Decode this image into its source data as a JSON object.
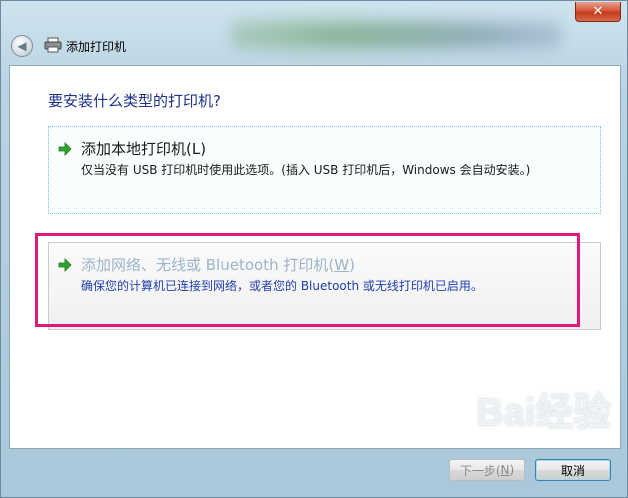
{
  "window": {
    "title": "添加打印机",
    "close_label": "✕"
  },
  "main": {
    "heading": "要安装什么类型的打印机?",
    "options": [
      {
        "title_pre": "添加本地打印机(",
        "title_key": "L",
        "title_post": ")",
        "desc": "仅当没有 USB 打印机时使用此选项。(插入 USB 打印机后，Windows 会自动安装。)"
      },
      {
        "title_pre": "添加网络、无线或 Bluetooth 打印机(",
        "title_key": "W",
        "title_post": ")",
        "desc": "确保您的计算机已连接到网络，或者您的 Bluetooth 或无线打印机已启用。"
      }
    ]
  },
  "footer": {
    "next_pre": "下一步(",
    "next_key": "N",
    "next_post": ")",
    "cancel_label": "取消"
  },
  "watermark": "Bai经验",
  "colors": {
    "heading": "#1e3287",
    "highlight": "#e2177a",
    "link_desc": "#1f3fb0"
  }
}
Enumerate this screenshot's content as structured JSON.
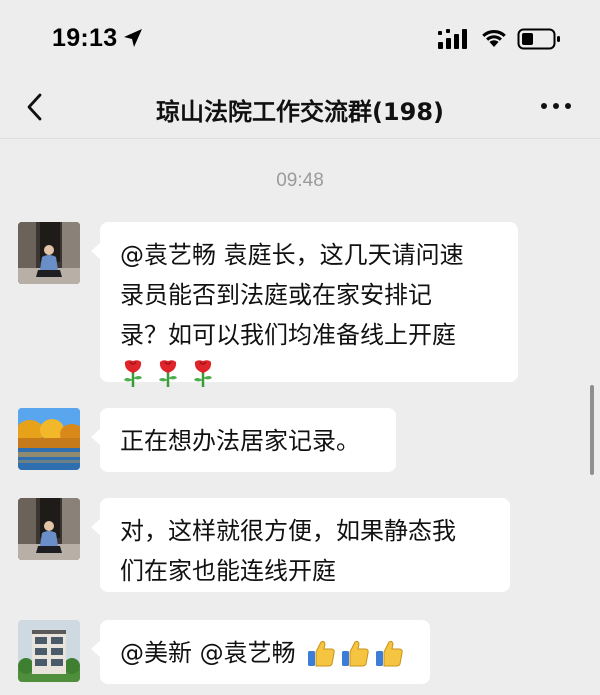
{
  "status_bar": {
    "time": "19:13",
    "icons": [
      "location-arrow-icon",
      "cellular-signal-icon",
      "wifi-icon",
      "battery-icon"
    ]
  },
  "nav": {
    "title": "琼山法院工作交流群(198)",
    "back_icon": "chevron-left-icon",
    "more_icon": "more-dots-icon"
  },
  "chat": {
    "timestamp": "09:48",
    "messages": [
      {
        "sender_avatar": "person-seated-avatar",
        "lines": [
          "@袁艺畅 袁庭长，这几天请问速",
          "录员能否到法庭或在家安排记",
          "录？如可以我们均准备线上开庭"
        ],
        "emojis": [
          "rose-emoji",
          "rose-emoji",
          "rose-emoji"
        ]
      },
      {
        "sender_avatar": "autumn-landscape-avatar",
        "lines": [
          "正在想办法居家记录。"
        ],
        "emojis": []
      },
      {
        "sender_avatar": "person-seated-avatar",
        "lines": [
          "对，这样就很方便，如果静态我",
          "们在家也能连线开庭"
        ],
        "emojis": []
      },
      {
        "sender_avatar": "building-avatar",
        "lines": [
          "@美新 @袁艺畅"
        ],
        "emojis": [
          "thumbs-up-emoji",
          "thumbs-up-emoji",
          "thumbs-up-emoji"
        ]
      }
    ]
  },
  "colors": {
    "background": "#ededed",
    "bubble": "#ffffff",
    "timestamp": "#9b9b9b"
  }
}
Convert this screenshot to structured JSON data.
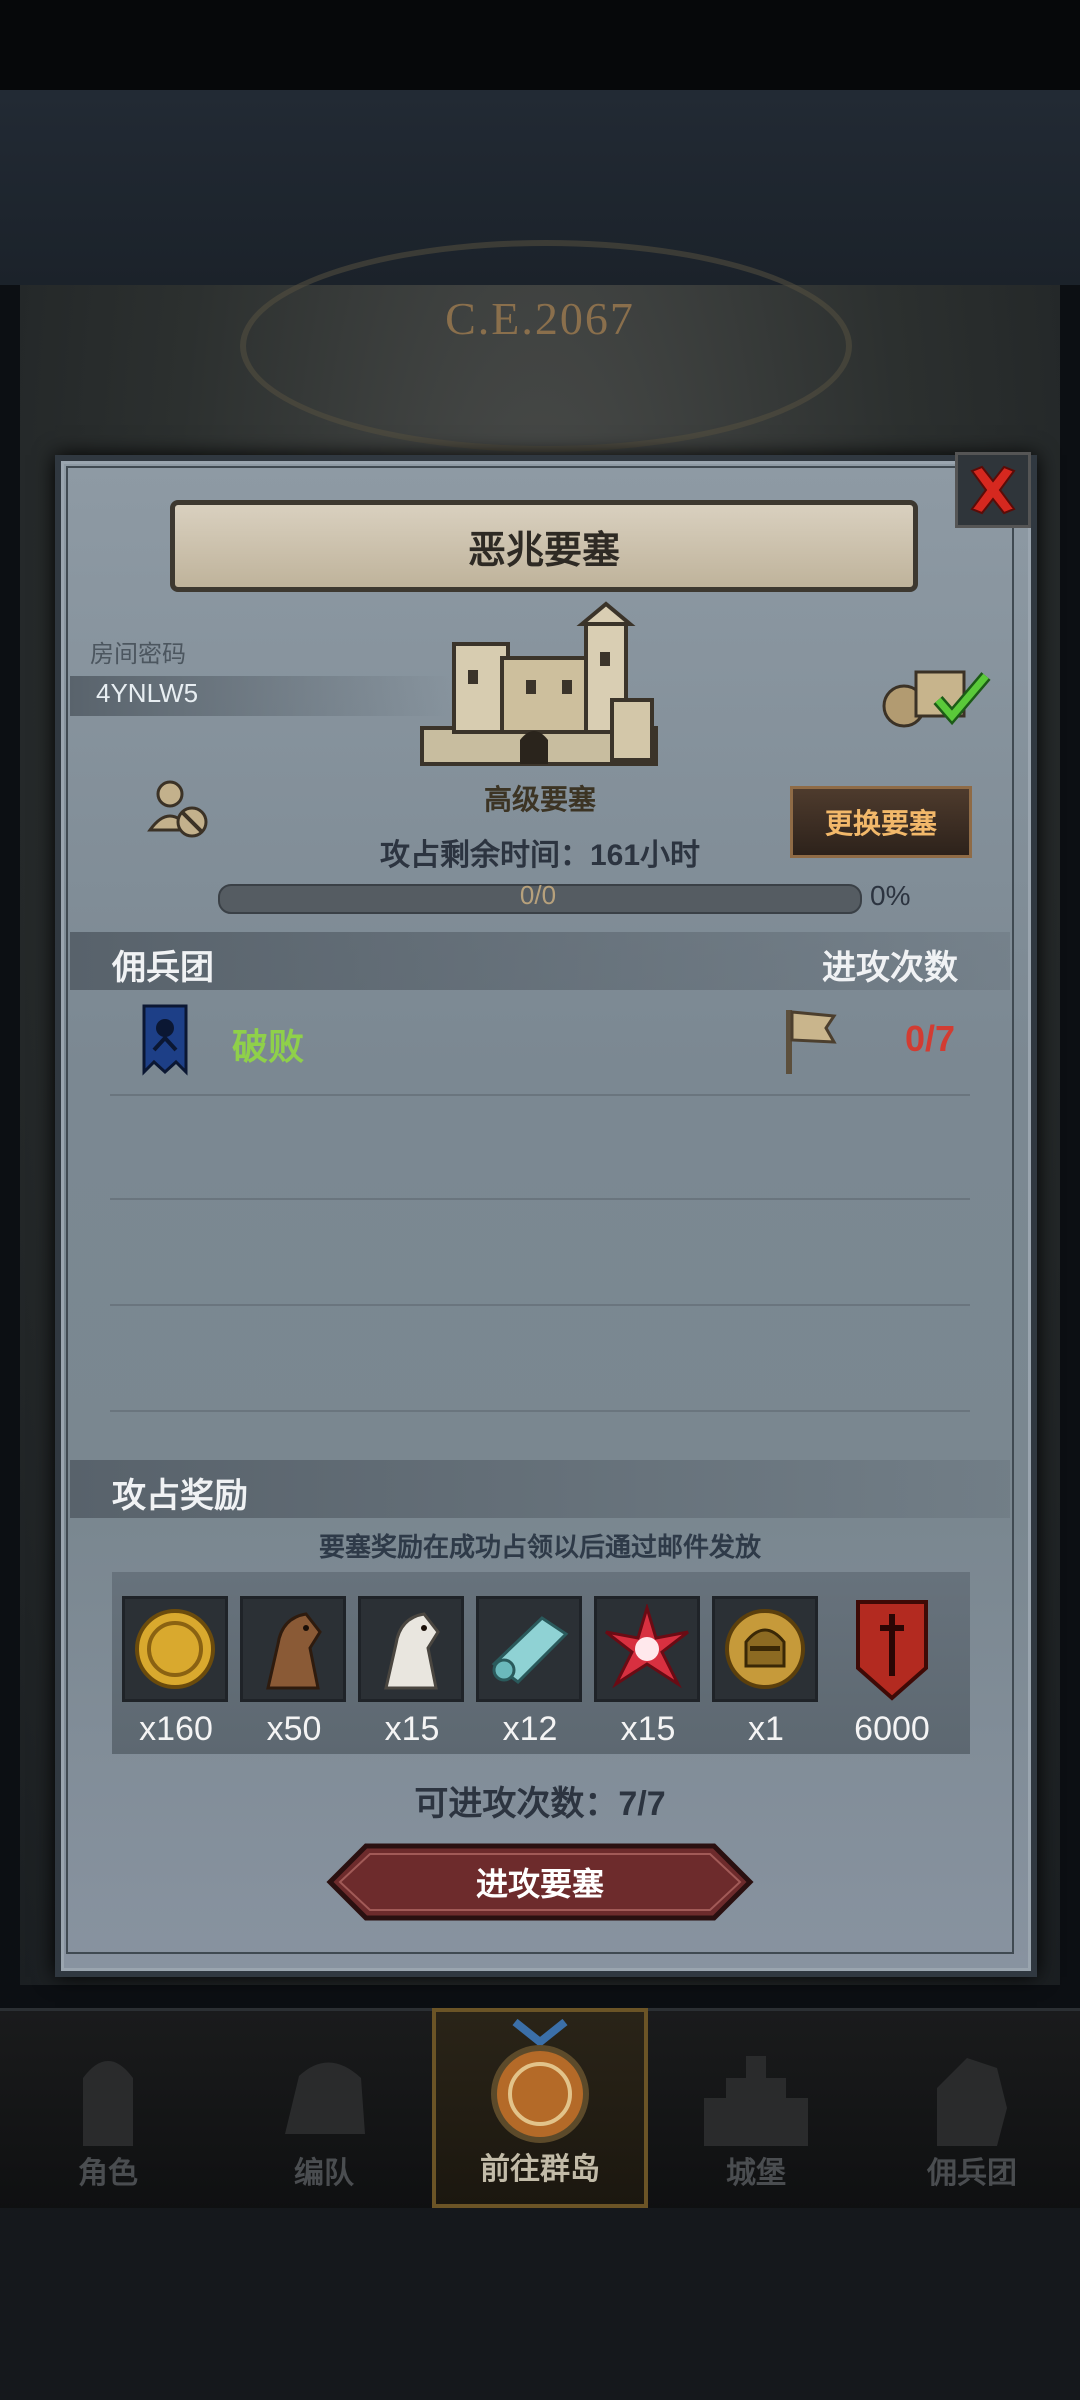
{
  "header": {
    "year": "C.E.2067"
  },
  "dialog": {
    "title": "恶兆要塞",
    "room_password_label": "房间密码",
    "room_password": "4YNLW5",
    "fortress_level": "高级要塞",
    "change_button": "更换要塞",
    "time_remaining": "攻占剩余时间：161小时",
    "progress_text": "0/0",
    "progress_value": 0,
    "progress_percent": "0%",
    "mercenary_header": "佣兵团",
    "attack_count_header": "进攻次数",
    "rows": [
      {
        "status": "破败",
        "count": "0/7"
      }
    ],
    "reward_header": "攻占奖励",
    "reward_note": "要塞奖励在成功占领以后通过邮件发放",
    "rewards": [
      {
        "icon": "gold-coin-icon",
        "qty": "x160"
      },
      {
        "icon": "brown-horse-icon",
        "qty": "x50"
      },
      {
        "icon": "white-horse-icon",
        "qty": "x15"
      },
      {
        "icon": "cloth-scroll-icon",
        "qty": "x12"
      },
      {
        "icon": "red-star-icon",
        "qty": "x15"
      },
      {
        "icon": "knight-helmet-icon",
        "qty": "x1"
      },
      {
        "icon": "red-banner-icon",
        "qty": "6000"
      }
    ],
    "attacks_available": "可进攻次数：7/7",
    "attack_button": "进攻要塞"
  },
  "nav": {
    "items": [
      {
        "label": "角色"
      },
      {
        "label": "编队"
      },
      {
        "label": "前往群岛"
      },
      {
        "label": "城堡"
      },
      {
        "label": "佣兵团"
      }
    ],
    "active_index": 2
  },
  "colors": {
    "status_green": "#8fd04a",
    "count_red": "#d23c32",
    "button_gold": "#f2b86a",
    "attack_button_red": "#6d2b2c"
  }
}
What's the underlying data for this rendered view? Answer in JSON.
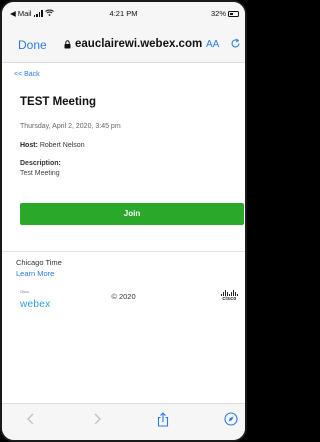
{
  "status_bar": {
    "carrier": "◀ Mail",
    "time": "4:21 PM",
    "battery_text": "32%",
    "battery_level_percent": 32
  },
  "browser": {
    "done_label": "Done",
    "url": "eauclairewi.webex.com",
    "text_size_label": "AA"
  },
  "page": {
    "back_link": "<< Back",
    "meeting_title": "TEST Meeting",
    "date_time": "Thursday, April 2, 2020, 3:45 pm",
    "host_label": "Host:",
    "host_name": "Robert Nelson",
    "description_label": "Description:",
    "description_value": "Test Meeting",
    "join_label": "Join",
    "join_color": "#2aa82a"
  },
  "footer": {
    "timezone": "Chicago Time",
    "learn_more": "Learn More",
    "webex_small": "Cisco",
    "webex_word": "webex",
    "copyright": "© 2020",
    "cisco_word": "cisco"
  },
  "colors": {
    "accent_blue": "#2a7ae2",
    "webex_blue": "#2ba0d8"
  },
  "icons": {
    "lock": "lock-icon",
    "reload": "reload-icon",
    "back": "chevron-left-icon",
    "forward": "chevron-right-icon",
    "share": "share-icon",
    "compass": "compass-icon"
  }
}
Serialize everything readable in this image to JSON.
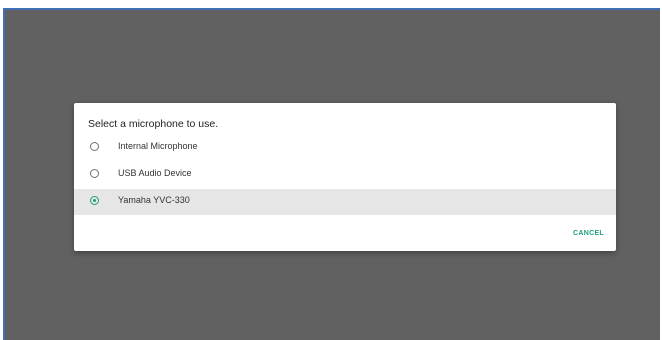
{
  "dialog": {
    "title": "Select a microphone to use.",
    "options": [
      {
        "label": "Internal Microphone",
        "selected": false
      },
      {
        "label": "USB Audio Device",
        "selected": false
      },
      {
        "label": "Yamaha YVC-330",
        "selected": true
      }
    ],
    "cancel_label": "CANCEL"
  },
  "colors": {
    "backdrop": "#616161",
    "accent": "#1e9e7e",
    "selected_row": "#e6e6e6",
    "frame_border": "#3f6fb6"
  },
  "icons": {
    "unselected": "radio-unchecked-icon",
    "selected": "radio-checked-icon"
  }
}
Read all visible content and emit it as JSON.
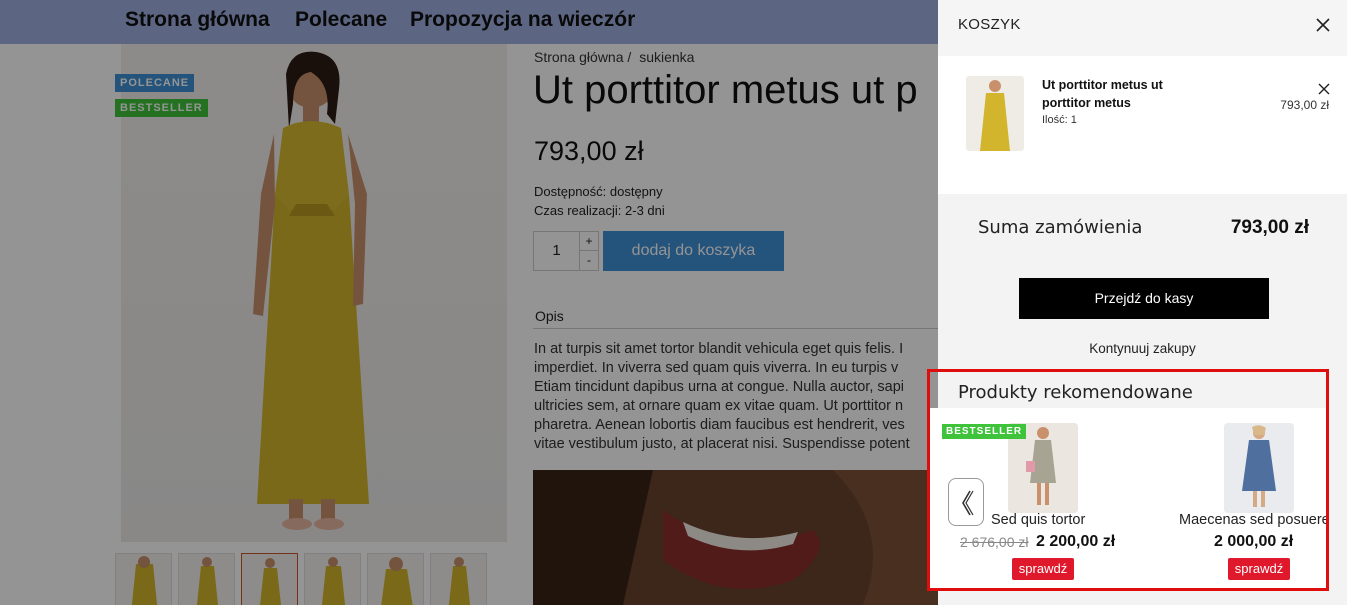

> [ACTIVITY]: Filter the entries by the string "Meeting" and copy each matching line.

> [ANSWER TO THIS TASK]:
    "meeting_title": "TEST Meeting",
    "description_value": "Test Meeting",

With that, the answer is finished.